Directions for this task:
Retype each entry exactly as written, and keep the pictures out of the copy.

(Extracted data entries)
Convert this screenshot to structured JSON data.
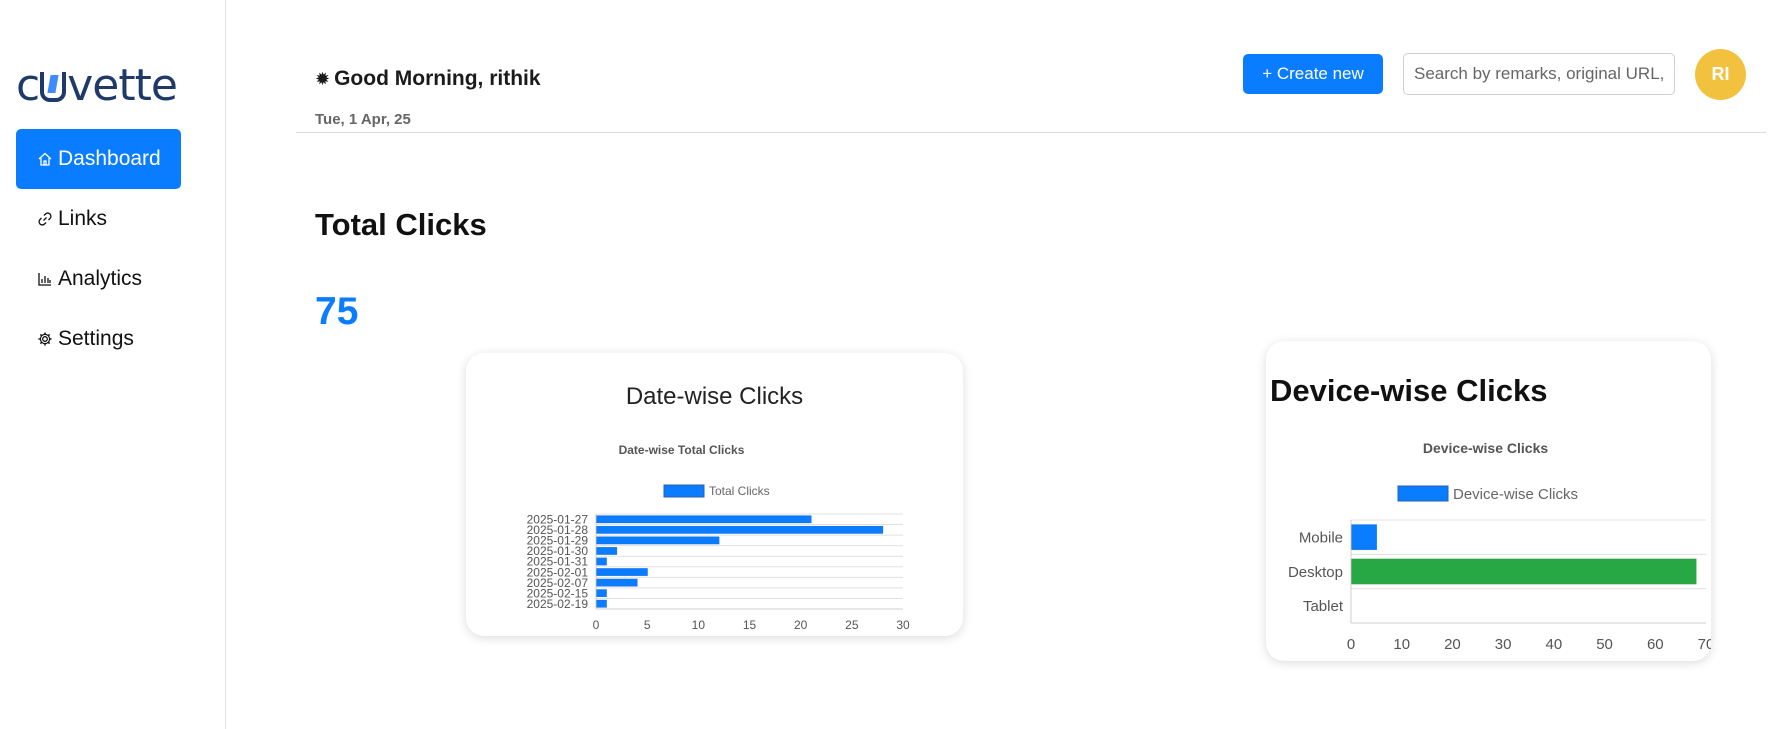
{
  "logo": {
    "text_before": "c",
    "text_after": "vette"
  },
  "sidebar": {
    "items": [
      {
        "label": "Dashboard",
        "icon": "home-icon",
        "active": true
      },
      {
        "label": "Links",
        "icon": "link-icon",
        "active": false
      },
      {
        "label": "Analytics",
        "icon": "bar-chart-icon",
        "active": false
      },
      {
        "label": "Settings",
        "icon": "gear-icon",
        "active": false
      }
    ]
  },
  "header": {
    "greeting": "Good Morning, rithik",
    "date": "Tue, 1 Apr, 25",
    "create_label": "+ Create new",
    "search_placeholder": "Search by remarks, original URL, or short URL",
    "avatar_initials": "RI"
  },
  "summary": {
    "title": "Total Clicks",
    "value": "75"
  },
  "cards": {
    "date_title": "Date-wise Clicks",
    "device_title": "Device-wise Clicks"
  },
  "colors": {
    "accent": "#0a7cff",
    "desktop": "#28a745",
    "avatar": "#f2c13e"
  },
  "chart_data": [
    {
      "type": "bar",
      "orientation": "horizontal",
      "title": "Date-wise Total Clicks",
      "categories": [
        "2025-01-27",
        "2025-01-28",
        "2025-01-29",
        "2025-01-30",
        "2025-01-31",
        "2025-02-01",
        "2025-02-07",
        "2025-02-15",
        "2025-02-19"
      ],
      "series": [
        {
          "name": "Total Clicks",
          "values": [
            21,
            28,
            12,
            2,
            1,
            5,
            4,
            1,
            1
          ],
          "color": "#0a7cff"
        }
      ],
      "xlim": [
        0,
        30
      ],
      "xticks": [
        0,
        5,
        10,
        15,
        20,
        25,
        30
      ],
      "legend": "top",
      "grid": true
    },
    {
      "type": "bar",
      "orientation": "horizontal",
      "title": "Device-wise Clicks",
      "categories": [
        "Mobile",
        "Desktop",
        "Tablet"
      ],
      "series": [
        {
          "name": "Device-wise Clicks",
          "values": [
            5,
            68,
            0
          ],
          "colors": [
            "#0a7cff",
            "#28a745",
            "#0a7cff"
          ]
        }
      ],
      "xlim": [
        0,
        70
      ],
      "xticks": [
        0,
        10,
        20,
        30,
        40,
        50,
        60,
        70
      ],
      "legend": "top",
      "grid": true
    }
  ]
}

Solution to this problem:
Convert this screenshot to structured JSON data.
{
  "logo": {
    "text_before": "c",
    "text_after": "vette"
  },
  "sidebar": {
    "items": [
      {
        "label": "Dashboard",
        "icon": "home-icon",
        "active": true
      },
      {
        "label": "Links",
        "icon": "link-icon",
        "active": false
      },
      {
        "label": "Analytics",
        "icon": "bar-chart-icon",
        "active": false
      },
      {
        "label": "Settings",
        "icon": "gear-icon",
        "active": false
      }
    ]
  },
  "header": {
    "greeting": "Good Morning, rithik",
    "date": "Tue, 1 Apr, 25",
    "create_label": "+ Create new",
    "search_placeholder": "Search by remarks, original URL, or short URL",
    "avatar_initials": "RI"
  },
  "summary": {
    "title": "Total Clicks",
    "value": "75"
  },
  "cards": {
    "date_title": "Date-wise Clicks",
    "device_title": "Device-wise Clicks"
  },
  "colors": {
    "accent": "#0a7cff",
    "desktop": "#28a745",
    "avatar": "#f2c13e"
  },
  "chart_data": [
    {
      "type": "bar",
      "orientation": "horizontal",
      "title": "Date-wise Total Clicks",
      "categories": [
        "2025-01-27",
        "2025-01-28",
        "2025-01-29",
        "2025-01-30",
        "2025-01-31",
        "2025-02-01",
        "2025-02-07",
        "2025-02-15",
        "2025-02-19"
      ],
      "series": [
        {
          "name": "Total Clicks",
          "values": [
            21,
            28,
            12,
            2,
            1,
            5,
            4,
            1,
            1
          ],
          "color": "#0a7cff"
        }
      ],
      "xlim": [
        0,
        30
      ],
      "xticks": [
        0,
        5,
        10,
        15,
        20,
        25,
        30
      ],
      "legend": "top",
      "grid": true
    },
    {
      "type": "bar",
      "orientation": "horizontal",
      "title": "Device-wise Clicks",
      "categories": [
        "Mobile",
        "Desktop",
        "Tablet"
      ],
      "series": [
        {
          "name": "Device-wise Clicks",
          "values": [
            5,
            68,
            0
          ],
          "colors": [
            "#0a7cff",
            "#28a745",
            "#0a7cff"
          ]
        }
      ],
      "xlim": [
        0,
        70
      ],
      "xticks": [
        0,
        10,
        20,
        30,
        40,
        50,
        60,
        70
      ],
      "legend": "top",
      "grid": true
    }
  ]
}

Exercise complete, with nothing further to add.